Let me give you an example: on one level I needed to get two safes to a boat on the other end of the level. The safes are attached to proximity sensors, so if I move one too far away from its sensor, the alarm and timer will start ticking.
Both safes are on the second story of their buildings, so I had to get creative. For the safe on the right, I destroyed the roof and threaded the crane in to grab the safe. Then I created a funnel with wooden boards so I could drop the safe and have it roll down the funnel into a car. Easy enough. Except it wasn’t. For one, the crane’s rope has an incredible amount of slack to it, so it swings all over the place. Even if you manage to grab the safe with it, it still can suddenly swing way too far in one direction, tripping the alarm. So I had to save scum (save every few seconds so I could load that save in case something went wrong). Not fun.
The other safe was really annoying, though. I found a dump truck in the level, so I figured I could drop the other safe into the back of that by shooting out the floor below it. So I destroyed the wall as best as I could so I could feed the dump truck in. It took some doing, because the dump truck would destroy other bits of the wall and even the floor below the safe, starting the alarm and forcing me to load an earlier save.
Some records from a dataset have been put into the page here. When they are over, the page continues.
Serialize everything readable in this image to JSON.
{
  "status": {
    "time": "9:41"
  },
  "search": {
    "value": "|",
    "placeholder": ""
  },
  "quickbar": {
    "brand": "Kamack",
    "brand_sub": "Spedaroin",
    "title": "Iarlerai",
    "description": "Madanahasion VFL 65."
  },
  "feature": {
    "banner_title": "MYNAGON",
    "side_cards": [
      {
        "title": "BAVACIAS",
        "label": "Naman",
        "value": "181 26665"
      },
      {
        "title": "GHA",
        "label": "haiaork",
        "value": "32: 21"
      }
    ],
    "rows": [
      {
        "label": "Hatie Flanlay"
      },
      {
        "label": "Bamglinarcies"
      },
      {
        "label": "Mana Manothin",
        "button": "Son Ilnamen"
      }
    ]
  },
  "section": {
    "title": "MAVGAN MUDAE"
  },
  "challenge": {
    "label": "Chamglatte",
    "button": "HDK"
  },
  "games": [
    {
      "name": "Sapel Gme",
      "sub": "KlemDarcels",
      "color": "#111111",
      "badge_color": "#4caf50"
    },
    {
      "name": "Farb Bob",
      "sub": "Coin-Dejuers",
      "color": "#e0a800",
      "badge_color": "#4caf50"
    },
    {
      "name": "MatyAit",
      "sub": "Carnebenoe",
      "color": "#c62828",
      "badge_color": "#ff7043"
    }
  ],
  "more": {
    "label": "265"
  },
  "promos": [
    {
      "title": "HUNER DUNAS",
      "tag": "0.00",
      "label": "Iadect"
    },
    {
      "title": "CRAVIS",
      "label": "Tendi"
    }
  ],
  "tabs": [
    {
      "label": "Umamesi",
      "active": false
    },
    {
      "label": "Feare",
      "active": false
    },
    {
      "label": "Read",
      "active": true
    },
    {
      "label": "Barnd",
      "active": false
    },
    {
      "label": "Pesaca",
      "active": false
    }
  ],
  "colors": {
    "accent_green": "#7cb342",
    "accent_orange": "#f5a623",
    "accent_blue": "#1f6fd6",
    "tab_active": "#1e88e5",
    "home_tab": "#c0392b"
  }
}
And even once I got it in position, there were still more troubles. For one, every single bit of the wall I destroyed was sprinkled around the road. Which meant the dump truck got caught on all those tiny voxels, and would twist around or get stuck. So reload the save, and move every single little bit of wall until the path was clear. No problem, doing that only takes 30 minutes.
And once I finally had the rig set up, the boards would sway and drop the safe before it got in the dump truck. Or the safe would fall from the crane at a bad angle and break through the boards. Or the crane rope would be swinging still, and when I dropped the safe it entirely missed the funnel. Or the other safe would somehow roll out of the back of the dump truck because of the way I shot the floor out below it.
All in all, beating this one level took about 4 hours. 3 and a half of them were spent trying to force the janky physics to do my plan. Almost every mid- and late-game level is like this, and it can be extremely frustrating. By having these completely destructable environments and physics – a super novel concept – the game turns into trying time after time to get the world to line up with your vision.
I really don’t have a great fix for this. Not that would work with a mouse and keyboard, anyway. I think this game would work great in VR. Having two hands to grab things, or place things, would make everything so much easier to manipulate. I don’t think that would harm the vision of the developer, either.
It would also be great to have some sort of undo button. If you forget to save (which happens!), you have to restart the level to undo a mistake you made. And it would be way easier than hitting escape and clicking LOAD MOST RECENT SAVE.
It’s also the first game that requires raytracing that you can’t turn off. My computer is pretty powerful, but it’s not quite ready for that kind of lighting system. So I was playing at around 30-40 fps on the “low” graphics settings. Some more options would really help things.
Still, I think Teardown’s something every person should try. When it clicks, it really clicks, and it’s a blast. There is a mission later on where you have to dump eight cars with proximity sensors into the surrounding water. So it’s a frantic rush as you have to figure out a way to get to each garage and dump each car within only 60 seconds. It’s a bit like speedrunning at that point: trying to improve efficiency by just a few seconds to beat the level.
Also, they added a level editor in a recent update. I look forward to playing some of the user-created levels; maybe they have the same issues as me.
I don’t think it’s Game of the Year or anything like that, but it’s an extremely interesting concept. It’s just that it offers you a bit too much freedom, to the point where it can drag the game down.
Plus, it’s $20 on Steam. A wonderful value for this game.